*About this task:*
Look through the material below for "PUBG". Copy every line that contains it.

*Material for this exercise:*
****************

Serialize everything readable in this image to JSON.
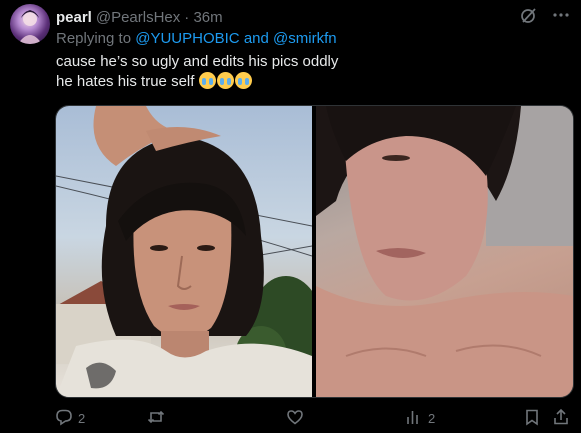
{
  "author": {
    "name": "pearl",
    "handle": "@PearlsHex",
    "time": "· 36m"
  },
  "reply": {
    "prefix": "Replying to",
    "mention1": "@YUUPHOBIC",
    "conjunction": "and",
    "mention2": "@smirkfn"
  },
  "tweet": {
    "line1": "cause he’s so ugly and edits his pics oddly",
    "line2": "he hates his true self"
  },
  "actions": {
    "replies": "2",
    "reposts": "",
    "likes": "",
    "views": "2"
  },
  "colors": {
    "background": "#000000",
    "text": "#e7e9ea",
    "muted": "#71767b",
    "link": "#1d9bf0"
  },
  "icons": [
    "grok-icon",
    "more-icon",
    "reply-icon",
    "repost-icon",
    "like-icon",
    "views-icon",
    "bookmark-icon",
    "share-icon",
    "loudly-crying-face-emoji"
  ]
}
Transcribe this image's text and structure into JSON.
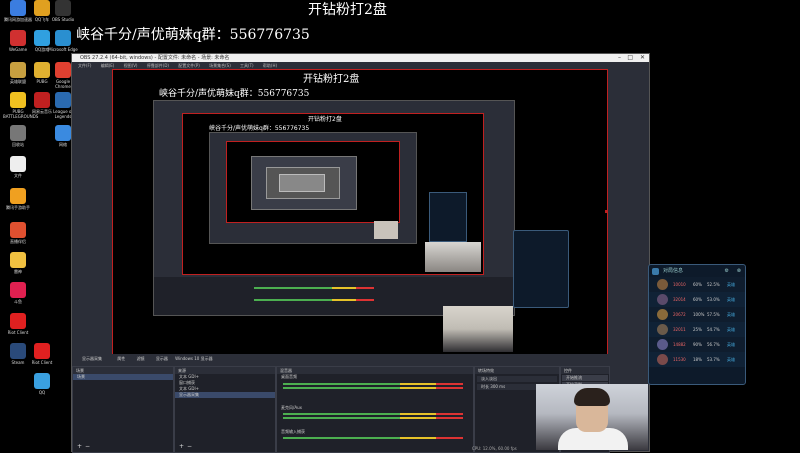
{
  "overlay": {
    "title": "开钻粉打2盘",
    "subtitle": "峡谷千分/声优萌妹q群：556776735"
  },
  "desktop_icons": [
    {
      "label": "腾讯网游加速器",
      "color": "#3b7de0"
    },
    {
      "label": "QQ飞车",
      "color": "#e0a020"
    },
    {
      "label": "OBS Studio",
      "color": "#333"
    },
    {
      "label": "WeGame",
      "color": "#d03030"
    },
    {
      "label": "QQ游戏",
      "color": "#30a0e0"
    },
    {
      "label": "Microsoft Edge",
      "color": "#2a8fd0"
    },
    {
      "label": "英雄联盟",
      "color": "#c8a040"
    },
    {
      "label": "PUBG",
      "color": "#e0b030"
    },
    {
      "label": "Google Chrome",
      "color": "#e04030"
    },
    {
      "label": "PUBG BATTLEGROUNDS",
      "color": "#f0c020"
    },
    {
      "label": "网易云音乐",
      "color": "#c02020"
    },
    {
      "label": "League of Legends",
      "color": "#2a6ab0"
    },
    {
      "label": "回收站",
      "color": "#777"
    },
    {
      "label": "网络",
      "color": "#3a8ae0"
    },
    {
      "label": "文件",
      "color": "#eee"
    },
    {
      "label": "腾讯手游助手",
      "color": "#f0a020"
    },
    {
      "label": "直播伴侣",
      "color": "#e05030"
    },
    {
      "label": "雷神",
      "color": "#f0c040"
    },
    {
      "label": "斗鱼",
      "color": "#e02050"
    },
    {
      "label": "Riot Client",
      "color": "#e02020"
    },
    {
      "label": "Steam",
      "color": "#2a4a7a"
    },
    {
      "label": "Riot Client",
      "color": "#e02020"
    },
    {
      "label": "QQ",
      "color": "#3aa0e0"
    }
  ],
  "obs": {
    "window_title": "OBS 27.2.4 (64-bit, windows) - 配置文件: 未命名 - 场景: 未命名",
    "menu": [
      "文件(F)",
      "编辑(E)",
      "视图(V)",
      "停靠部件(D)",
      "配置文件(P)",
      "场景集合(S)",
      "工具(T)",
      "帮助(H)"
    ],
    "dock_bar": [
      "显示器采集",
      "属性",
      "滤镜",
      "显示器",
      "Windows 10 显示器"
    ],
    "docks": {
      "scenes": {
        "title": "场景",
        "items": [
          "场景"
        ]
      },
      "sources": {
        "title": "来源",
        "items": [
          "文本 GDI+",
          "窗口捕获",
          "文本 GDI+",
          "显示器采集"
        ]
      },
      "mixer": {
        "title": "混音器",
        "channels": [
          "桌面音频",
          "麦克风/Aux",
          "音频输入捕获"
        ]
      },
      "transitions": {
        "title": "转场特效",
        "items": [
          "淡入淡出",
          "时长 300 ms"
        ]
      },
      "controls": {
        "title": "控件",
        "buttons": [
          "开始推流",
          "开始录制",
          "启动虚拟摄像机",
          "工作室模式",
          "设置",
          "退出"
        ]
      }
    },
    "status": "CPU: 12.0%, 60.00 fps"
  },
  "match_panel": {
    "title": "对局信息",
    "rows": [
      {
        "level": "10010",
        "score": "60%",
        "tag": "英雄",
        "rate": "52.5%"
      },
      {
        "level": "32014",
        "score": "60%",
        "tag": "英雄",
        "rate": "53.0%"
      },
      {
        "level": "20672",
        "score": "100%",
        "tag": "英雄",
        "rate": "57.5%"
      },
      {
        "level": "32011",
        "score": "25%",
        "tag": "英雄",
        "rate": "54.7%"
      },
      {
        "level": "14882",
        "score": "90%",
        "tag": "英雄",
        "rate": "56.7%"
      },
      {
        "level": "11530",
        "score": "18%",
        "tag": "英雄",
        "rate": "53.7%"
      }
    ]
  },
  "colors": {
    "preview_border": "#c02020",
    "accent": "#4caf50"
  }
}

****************

*Solved exercise:*
      "label": "PUBG",
      "label": "PUBG BATTLEGROUNDS",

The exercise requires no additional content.